(Data about app and page elements)
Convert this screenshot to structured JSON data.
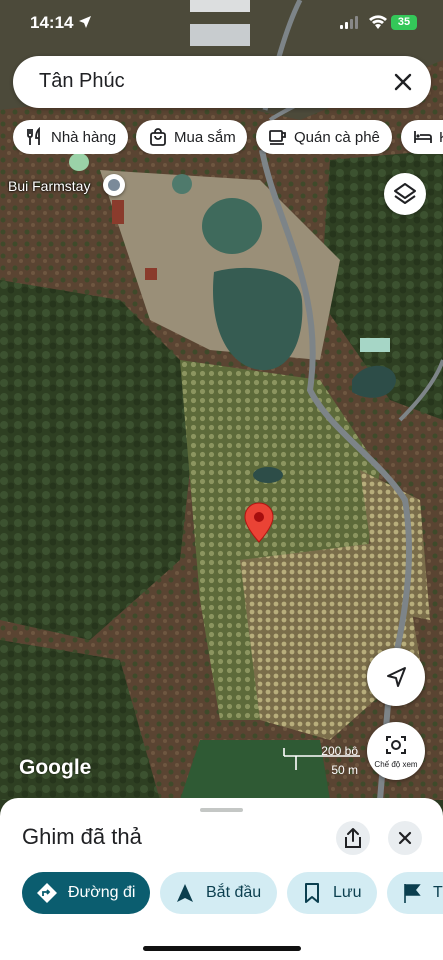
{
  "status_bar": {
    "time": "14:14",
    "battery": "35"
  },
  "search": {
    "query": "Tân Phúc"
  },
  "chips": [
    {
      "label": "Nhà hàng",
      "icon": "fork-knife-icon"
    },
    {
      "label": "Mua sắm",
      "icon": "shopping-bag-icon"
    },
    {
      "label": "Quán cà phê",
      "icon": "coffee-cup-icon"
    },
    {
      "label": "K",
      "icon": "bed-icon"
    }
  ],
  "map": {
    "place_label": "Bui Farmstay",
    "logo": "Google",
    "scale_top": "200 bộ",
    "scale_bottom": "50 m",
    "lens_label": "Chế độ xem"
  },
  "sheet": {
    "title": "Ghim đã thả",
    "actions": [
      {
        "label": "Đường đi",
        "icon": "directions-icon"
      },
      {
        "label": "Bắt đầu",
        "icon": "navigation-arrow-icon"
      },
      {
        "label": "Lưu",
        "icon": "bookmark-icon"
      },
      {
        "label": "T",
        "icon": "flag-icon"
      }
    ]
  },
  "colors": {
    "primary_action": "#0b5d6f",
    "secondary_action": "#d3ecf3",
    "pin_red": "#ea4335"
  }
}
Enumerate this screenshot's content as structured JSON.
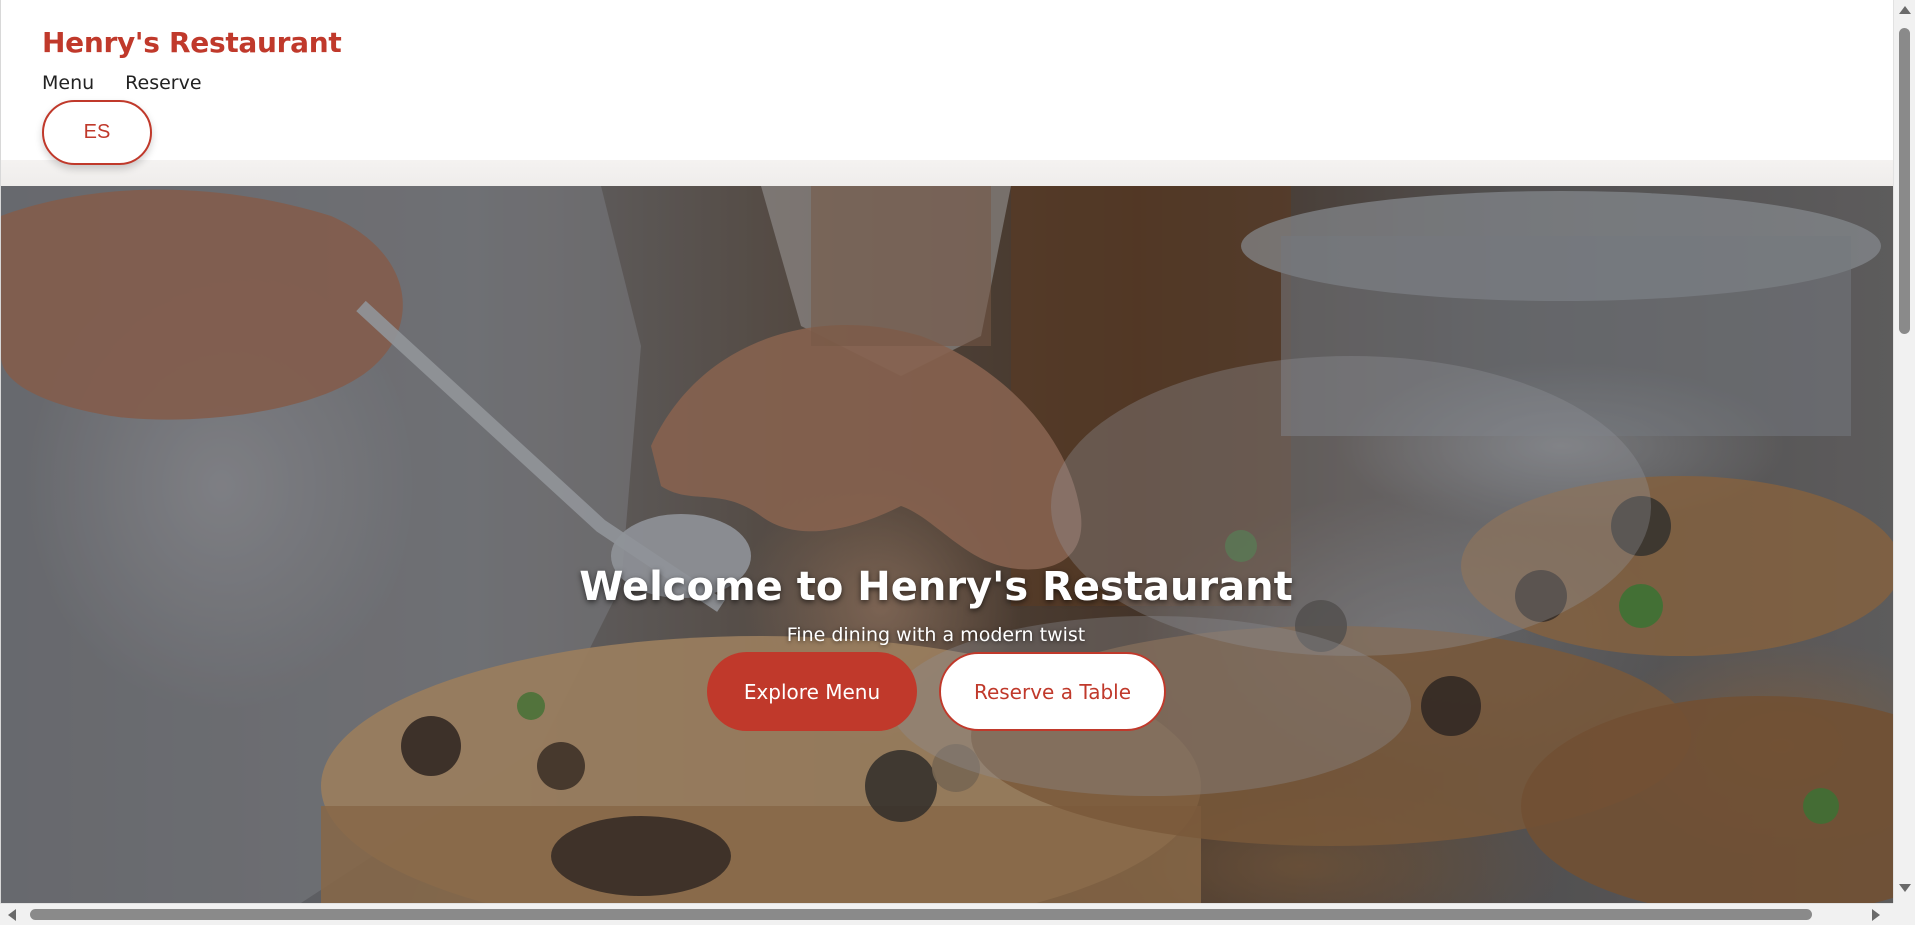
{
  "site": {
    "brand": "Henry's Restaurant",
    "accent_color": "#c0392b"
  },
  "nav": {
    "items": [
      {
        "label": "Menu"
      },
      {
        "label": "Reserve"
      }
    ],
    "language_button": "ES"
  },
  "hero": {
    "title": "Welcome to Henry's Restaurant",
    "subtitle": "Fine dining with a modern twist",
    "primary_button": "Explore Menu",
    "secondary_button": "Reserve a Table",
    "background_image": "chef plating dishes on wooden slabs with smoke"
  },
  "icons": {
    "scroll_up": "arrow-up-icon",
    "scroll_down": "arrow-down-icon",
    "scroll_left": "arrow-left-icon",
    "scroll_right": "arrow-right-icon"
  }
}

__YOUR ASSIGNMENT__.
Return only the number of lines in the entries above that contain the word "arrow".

__RESPONSE TO THIS EXERCISE__.
5